■ YOUR INSTRUCTIONS ■
Write out exactly the lines below that run from the line containing "What's the underlying" through the last line of the records.

■ Component data from apps and pages ■
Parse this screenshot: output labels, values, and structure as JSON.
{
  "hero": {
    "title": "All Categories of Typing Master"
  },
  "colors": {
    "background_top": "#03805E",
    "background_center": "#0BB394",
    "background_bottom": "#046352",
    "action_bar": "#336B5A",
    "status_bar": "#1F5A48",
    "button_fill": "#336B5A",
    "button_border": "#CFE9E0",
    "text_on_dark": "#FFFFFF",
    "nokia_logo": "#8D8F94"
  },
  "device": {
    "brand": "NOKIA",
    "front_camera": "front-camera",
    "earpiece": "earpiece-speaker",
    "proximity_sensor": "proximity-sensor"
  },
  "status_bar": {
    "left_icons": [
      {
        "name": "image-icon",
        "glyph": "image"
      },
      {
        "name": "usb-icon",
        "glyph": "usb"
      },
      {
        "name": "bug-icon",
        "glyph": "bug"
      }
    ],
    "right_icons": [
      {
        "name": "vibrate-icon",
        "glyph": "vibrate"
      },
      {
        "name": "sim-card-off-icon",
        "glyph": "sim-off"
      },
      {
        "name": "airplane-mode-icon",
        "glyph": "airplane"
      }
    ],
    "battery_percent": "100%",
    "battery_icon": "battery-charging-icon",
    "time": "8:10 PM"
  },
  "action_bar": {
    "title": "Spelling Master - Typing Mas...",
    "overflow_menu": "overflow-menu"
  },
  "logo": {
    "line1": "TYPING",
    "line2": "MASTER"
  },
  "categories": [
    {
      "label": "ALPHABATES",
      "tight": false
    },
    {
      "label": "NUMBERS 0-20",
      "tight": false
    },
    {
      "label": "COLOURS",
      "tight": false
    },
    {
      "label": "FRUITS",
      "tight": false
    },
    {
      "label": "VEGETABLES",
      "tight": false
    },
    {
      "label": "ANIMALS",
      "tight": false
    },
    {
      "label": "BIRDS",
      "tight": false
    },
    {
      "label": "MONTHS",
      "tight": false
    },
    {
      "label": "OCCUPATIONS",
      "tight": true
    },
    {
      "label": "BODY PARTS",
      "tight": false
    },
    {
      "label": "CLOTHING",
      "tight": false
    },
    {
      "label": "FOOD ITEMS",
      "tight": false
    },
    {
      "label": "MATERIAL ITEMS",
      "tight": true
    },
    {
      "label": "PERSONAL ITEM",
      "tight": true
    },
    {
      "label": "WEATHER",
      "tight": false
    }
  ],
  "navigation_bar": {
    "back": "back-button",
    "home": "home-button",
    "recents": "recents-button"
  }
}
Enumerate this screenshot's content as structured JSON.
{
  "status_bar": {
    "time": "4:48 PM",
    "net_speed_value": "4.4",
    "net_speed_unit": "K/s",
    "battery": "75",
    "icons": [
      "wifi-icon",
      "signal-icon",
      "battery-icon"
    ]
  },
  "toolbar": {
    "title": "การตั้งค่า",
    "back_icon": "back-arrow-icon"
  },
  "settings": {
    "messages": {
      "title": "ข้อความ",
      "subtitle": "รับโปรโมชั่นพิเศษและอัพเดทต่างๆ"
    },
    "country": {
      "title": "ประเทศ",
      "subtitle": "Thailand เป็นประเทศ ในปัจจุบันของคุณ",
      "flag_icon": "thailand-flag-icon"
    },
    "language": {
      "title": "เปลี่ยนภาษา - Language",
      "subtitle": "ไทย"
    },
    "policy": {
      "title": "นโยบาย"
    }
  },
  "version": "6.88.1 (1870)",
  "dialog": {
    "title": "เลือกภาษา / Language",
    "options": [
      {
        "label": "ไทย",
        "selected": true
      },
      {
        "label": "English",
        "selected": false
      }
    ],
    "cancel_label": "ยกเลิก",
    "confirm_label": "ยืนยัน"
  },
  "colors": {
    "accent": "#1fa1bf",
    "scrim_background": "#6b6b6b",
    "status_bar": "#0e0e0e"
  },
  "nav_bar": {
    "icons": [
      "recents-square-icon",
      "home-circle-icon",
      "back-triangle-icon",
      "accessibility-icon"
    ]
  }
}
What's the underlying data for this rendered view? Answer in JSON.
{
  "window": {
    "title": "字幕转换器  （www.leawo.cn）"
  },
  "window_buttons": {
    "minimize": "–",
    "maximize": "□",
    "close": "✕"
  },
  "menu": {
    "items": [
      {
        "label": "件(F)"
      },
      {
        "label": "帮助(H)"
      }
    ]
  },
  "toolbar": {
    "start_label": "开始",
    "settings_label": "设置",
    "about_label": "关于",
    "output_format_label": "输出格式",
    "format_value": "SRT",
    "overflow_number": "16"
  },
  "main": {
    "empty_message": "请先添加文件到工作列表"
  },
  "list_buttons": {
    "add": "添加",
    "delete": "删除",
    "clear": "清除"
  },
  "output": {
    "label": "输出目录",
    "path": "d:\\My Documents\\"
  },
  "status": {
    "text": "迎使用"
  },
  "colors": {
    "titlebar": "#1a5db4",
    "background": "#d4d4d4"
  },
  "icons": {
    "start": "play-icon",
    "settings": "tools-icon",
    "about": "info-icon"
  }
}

■ EXPECTED ANSWER ■
What's the underlying data for this rendered view? Answer in JSON.
{
  "window": {
    "title": "字幕转换器  （www.leawo.cn）"
  },
  "window_buttons": {
    "minimize": "–",
    "maximize": "□",
    "close": "✕"
  },
  "menu": {
    "items": [
      {
        "label": "件(F)"
      },
      {
        "label": "帮助(H)"
      }
    ]
  },
  "toolbar": {
    "start_label": "开始",
    "settings_label": "设置",
    "about_label": "关于",
    "output_format_label": "输出格式",
    "format_value": "SRT",
    "overflow_number": "16"
  },
  "main": {
    "empty_message": "请先添加文件到工作列表"
  },
  "list_buttons": {
    "add": "添加",
    "delete": "删除",
    "clear": "清除"
  },
  "output": {
    "label": "输出目录",
    "path": "d:\\My Documents\\"
  },
  "status": {
    "text": "迎使用"
  },
  "colors": {
    "titlebar": "#1a5db4",
    "background": "#d4d4d4"
  },
  "icons": {
    "start": "play-icon",
    "settings": "tools-icon",
    "about": "info-icon"
  }
}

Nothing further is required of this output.